Problem statement ▸ With pictures omitted, restate the data word for word.

──────────

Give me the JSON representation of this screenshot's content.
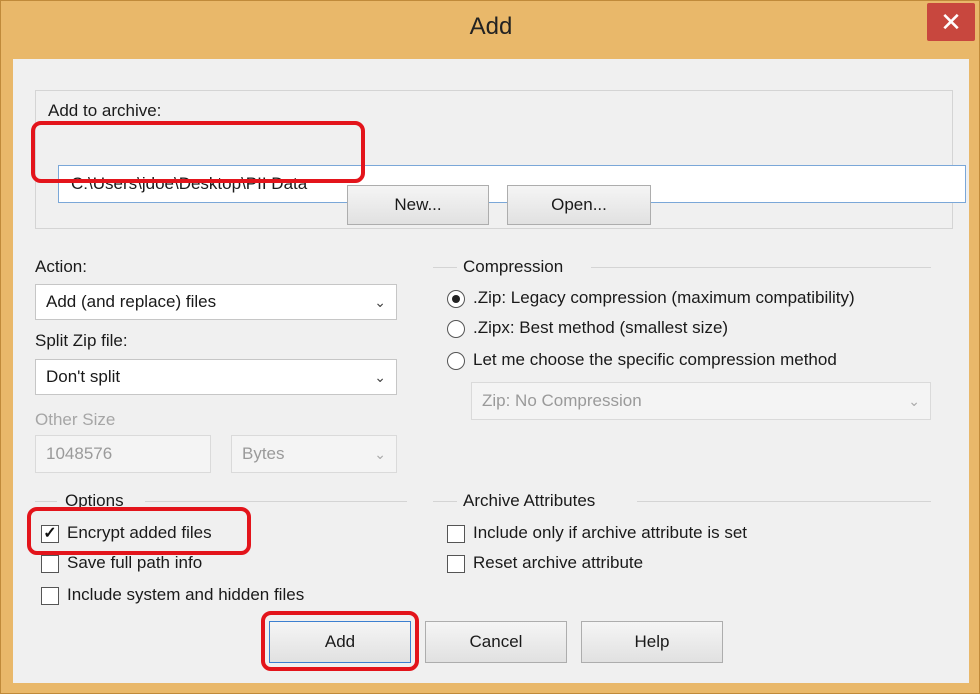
{
  "window": {
    "title": "Add",
    "close_glyph": "✕"
  },
  "archive": {
    "label": "Add to archive:",
    "path_value": "C:\\Users\\jdoe\\Desktop\\PII Data",
    "new_button": "New...",
    "open_button": "Open..."
  },
  "action": {
    "label": "Action:",
    "selected": "Add (and replace) files"
  },
  "split": {
    "label": "Split Zip file:",
    "selected": "Don't split",
    "other_size_label": "Other Size",
    "other_size_value": "1048576",
    "unit_selected": "Bytes"
  },
  "compression": {
    "label": "Compression",
    "options": [
      {
        "label": ".Zip: Legacy compression (maximum compatibility)",
        "checked": true
      },
      {
        "label": ".Zipx: Best method (smallest size)",
        "checked": false
      },
      {
        "label": "Let me choose the specific compression method",
        "checked": false
      }
    ],
    "method_selected": "Zip: No Compression"
  },
  "options": {
    "label": "Options",
    "items": [
      {
        "label": "Encrypt added files",
        "checked": true
      },
      {
        "label": "Save full path info",
        "checked": false
      },
      {
        "label": "Include system and hidden files",
        "checked": false
      }
    ]
  },
  "archive_attributes": {
    "label": "Archive Attributes",
    "items": [
      {
        "label": "Include only if archive attribute is set",
        "checked": false
      },
      {
        "label": "Reset archive attribute",
        "checked": false
      }
    ]
  },
  "buttons": {
    "add": "Add",
    "cancel": "Cancel",
    "help": "Help"
  },
  "icons": {
    "chevron": "⌄",
    "check": "✓"
  },
  "colors": {
    "window_frame": "#e9b86a",
    "close_button": "#c8473e",
    "highlight": "#e3141b",
    "input_border": "#7aa7d8"
  }
}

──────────

Expected answer ▸
Give me the JSON representation of this screenshot's content.
{
  "window": {
    "title": "Add",
    "close_glyph": "✕"
  },
  "archive": {
    "label": "Add to archive:",
    "path_value": "C:\\Users\\jdoe\\Desktop\\PII Data",
    "new_button": "New...",
    "open_button": "Open..."
  },
  "action": {
    "label": "Action:",
    "selected": "Add (and replace) files"
  },
  "split": {
    "label": "Split Zip file:",
    "selected": "Don't split",
    "other_size_label": "Other Size",
    "other_size_value": "1048576",
    "unit_selected": "Bytes"
  },
  "compression": {
    "label": "Compression",
    "options": [
      {
        "label": ".Zip: Legacy compression (maximum compatibility)",
        "checked": true
      },
      {
        "label": ".Zipx: Best method (smallest size)",
        "checked": false
      },
      {
        "label": "Let me choose the specific compression method",
        "checked": false
      }
    ],
    "method_selected": "Zip: No Compression"
  },
  "options": {
    "label": "Options",
    "items": [
      {
        "label": "Encrypt added files",
        "checked": true
      },
      {
        "label": "Save full path info",
        "checked": false
      },
      {
        "label": "Include system and hidden files",
        "checked": false
      }
    ]
  },
  "archive_attributes": {
    "label": "Archive Attributes",
    "items": [
      {
        "label": "Include only if archive attribute is set",
        "checked": false
      },
      {
        "label": "Reset archive attribute",
        "checked": false
      }
    ]
  },
  "buttons": {
    "add": "Add",
    "cancel": "Cancel",
    "help": "Help"
  },
  "icons": {
    "chevron": "⌄",
    "check": "✓"
  },
  "colors": {
    "window_frame": "#e9b86a",
    "close_button": "#c8473e",
    "highlight": "#e3141b",
    "input_border": "#7aa7d8"
  }
}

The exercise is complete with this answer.